  8. You're so welcome, glad to help fellow crocheters! Thanks for commenting.

  9. Thanks for sharing the instructions, I love it!
    Good day!

  10. Marty's excellent article has now been reprinted in Best of Interweave Crochet, making it pretty easy to access.

  11. This is exciting!!! I have been wanting to learn more about crocheting. Thank you :):)

  12. I thought I had thanked you before for this...but I see now that I didn't. So sorry for that oversight! This tutorial has been a help for me on several occasions when my brain just can't seem to remember how to start one of these foundation rows! Thank you! I'm going to link to this post from my own blog, just to make sure I never lose it...and of course to let others know who may be missing out! Love and prayers, Cara Louise, Cara's Handcrafted Crocheted Ornaments

    1. Hi CaraLouise, thanks for your comments, they make my day!

  13. Wonderfull. :)
    Gracias desde EspaƱa

  14. Just found you. Thanks for showing how to do the foundation stitches. I have tried all kinds of sites and can't seem to get it. I think I finally got it through my thick brain. I think????????

  15. Thanks so much for putting these foundation stitches together. I will be trying them soon. Your time and efforts are very much appreciated.

  16. You're very welcome, I'm glad it's useful!

  17. Thanks for this. One of my crochet customers was asking for help with this and your page was the clearest for her.

  18. Hello Vashti, thank you very much also from germany.
    I read a lot about foundatin stitches, but never really get the way they´re done. I didn´t search for a tutorial, but now on pinterest your´s jumped on me. So here I am and it absolutely works fine.
    Just have to decide wich one´s my favorite ;)

    Thank you for your whole blog :D


  19. Thanks a lot for this! Your fslst was just what I needed for the stem on my flower bookmark project! :-)

  20. Omg! Thank you, this tutorial has been biggest help with fdc

  21. Thanks for this, it's very helpful. It looks like foundation single crochet is the most difficult, since one is liable to get confused. Which explains why I'd given up on it. But now you've shown us these alternatives, I can try again!

  22. Did you ever experience a situation where the light bulb comes over the head and everything falls into place? Finally, this makes sense, looks great and I thank you!

  23. Thanks so much for comparing the 3. I have used the fsc, but had a pattern that called for a dch. I have searched all over the place for how to do it correctly, but most mistake a fsc for a dch. The pattern I am doing explained it 100% wrong!! Thank you for helping my little brain!!!

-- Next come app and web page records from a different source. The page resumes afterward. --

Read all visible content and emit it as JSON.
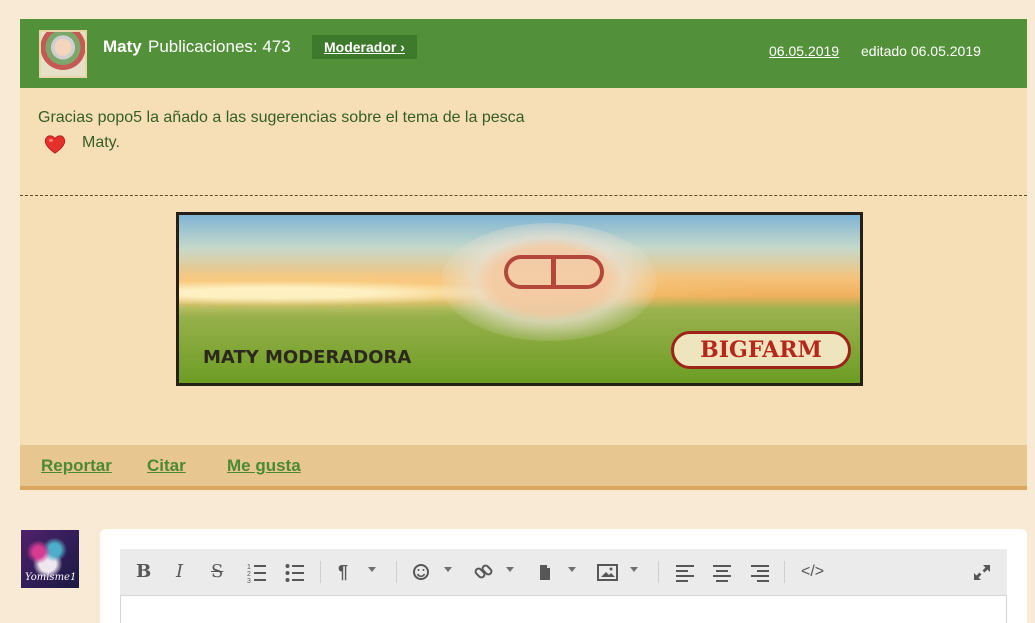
{
  "post": {
    "author": "Maty",
    "posts_text": "Publicaciones: 473",
    "role": "Moderador ›",
    "date": "06.05.2019",
    "edited": "editado 06.05.2019",
    "message": "Gracias popo5  la  añado a las sugerencias sobre el  tema de la pesca",
    "signoff": "Maty.",
    "banner": {
      "title": "MATY MODERADORA",
      "logo": "BIGFARM"
    },
    "actions": [
      {
        "label": "Reportar"
      },
      {
        "label": "Citar"
      },
      {
        "label": "Me gusta"
      }
    ],
    "heart_icon": "heart-icon"
  },
  "reply": {
    "avatar_text": "Yomisme1",
    "toolbar_icons": [
      "bold-icon",
      "italic-icon",
      "strikethrough-icon",
      "numbered-list-icon",
      "bulleted-list-icon",
      "paragraph-format-icon",
      "emoji-icon",
      "link-icon",
      "insert-file-icon",
      "insert-image-icon",
      "align-left-icon",
      "align-center-icon",
      "align-right-icon",
      "code-view-icon",
      "fullscreen-icon"
    ]
  },
  "colors": {
    "header_green": "#53903a",
    "post_background": "#f6dfb6",
    "page_background": "#f8ead4",
    "link_green": "#4b8a34"
  }
}
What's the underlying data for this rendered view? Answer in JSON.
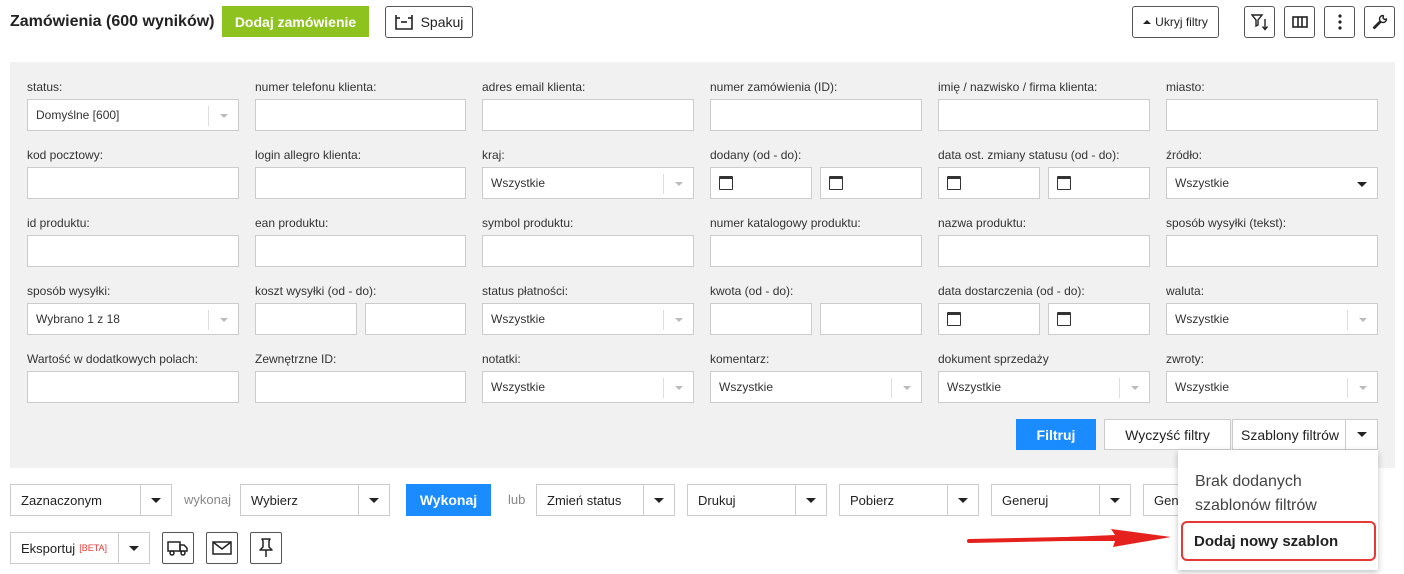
{
  "header": {
    "title": "Zamówienia (600 wyników)",
    "add_order": "Dodaj zamówienie",
    "pack": "Spakuj",
    "hide_filters": "Ukryj filtry"
  },
  "filters": {
    "status": {
      "label": "status:",
      "value": "Domyślne [600]"
    },
    "phone": {
      "label": "numer telefonu klienta:"
    },
    "email": {
      "label": "adres email klienta:"
    },
    "order_id": {
      "label": "numer zamówienia (ID):"
    },
    "name": {
      "label": "imię / nazwisko / firma klienta:"
    },
    "city": {
      "label": "miasto:"
    },
    "postcode": {
      "label": "kod pocztowy:"
    },
    "allegro_login": {
      "label": "login allegro klienta:"
    },
    "country": {
      "label": "kraj:",
      "value": "Wszystkie"
    },
    "added": {
      "label": "dodany (od - do):"
    },
    "status_change": {
      "label": "data ost. zmiany statusu (od - do):"
    },
    "source": {
      "label": "źródło:",
      "value": "Wszystkie"
    },
    "product_id": {
      "label": "id produktu:"
    },
    "ean": {
      "label": "ean produktu:"
    },
    "symbol": {
      "label": "symbol produktu:"
    },
    "catalog_no": {
      "label": "numer katalogowy produktu:"
    },
    "product_name": {
      "label": "nazwa produktu:"
    },
    "shipping_text": {
      "label": "sposób wysyłki (tekst):"
    },
    "shipping": {
      "label": "sposób wysyłki:",
      "value": "Wybrano 1 z 18"
    },
    "shipping_cost": {
      "label": "koszt wysyłki (od - do):"
    },
    "payment_status": {
      "label": "status płatności:",
      "value": "Wszystkie"
    },
    "amount": {
      "label": "kwota (od - do):"
    },
    "delivery_date": {
      "label": "data dostarczenia (od - do):"
    },
    "currency": {
      "label": "waluta:",
      "value": "Wszystkie"
    },
    "extra_fields": {
      "label": "Wartość w dodatkowych polach:"
    },
    "external_id": {
      "label": "Zewnętrzne ID:"
    },
    "notes": {
      "label": "notatki:",
      "value": "Wszystkie"
    },
    "comment": {
      "label": "komentarz:",
      "value": "Wszystkie"
    },
    "sales_doc": {
      "label": "dokument sprzedaży",
      "value": "Wszystkie"
    },
    "returns": {
      "label": "zwroty:",
      "value": "Wszystkie"
    }
  },
  "filter_actions": {
    "filter": "Filtruj",
    "clear": "Wyczyść filtry",
    "templates": "Szablony filtrów"
  },
  "templates_menu": {
    "empty": "Brak dodanych szablonów filtrów",
    "add_new": "Dodaj nowy szablon"
  },
  "bulk": {
    "selected": "Zaznaczonym",
    "execute_label": "wykonaj",
    "choose": "Wybierz",
    "execute_btn": "Wykonaj",
    "or": "lub",
    "change_status": "Zmień status",
    "print": "Drukuj",
    "download": "Pobierz",
    "generate": "Generuj",
    "generate2": "Gene",
    "export": "Eksportuj",
    "beta": "[BETA]"
  },
  "colors": {
    "green": "#8dc21f",
    "blue": "#1a8cff",
    "highlight": "#e53935"
  }
}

  24. OH MY GOODNESS...WHERE HAVE YOU BEEN ALL MY 40yrs of CROCHET'G LIFE?????? I appreciate your knowledge and that you share where everyone gets something from it. THANK YOU!!!!!!

    1. :) You're so welcome.
      I'm happy to hear people are still finding this post years later.

    2. Absolutely, I have this post bookmarked ... so informative!


On-topic questions are welcome!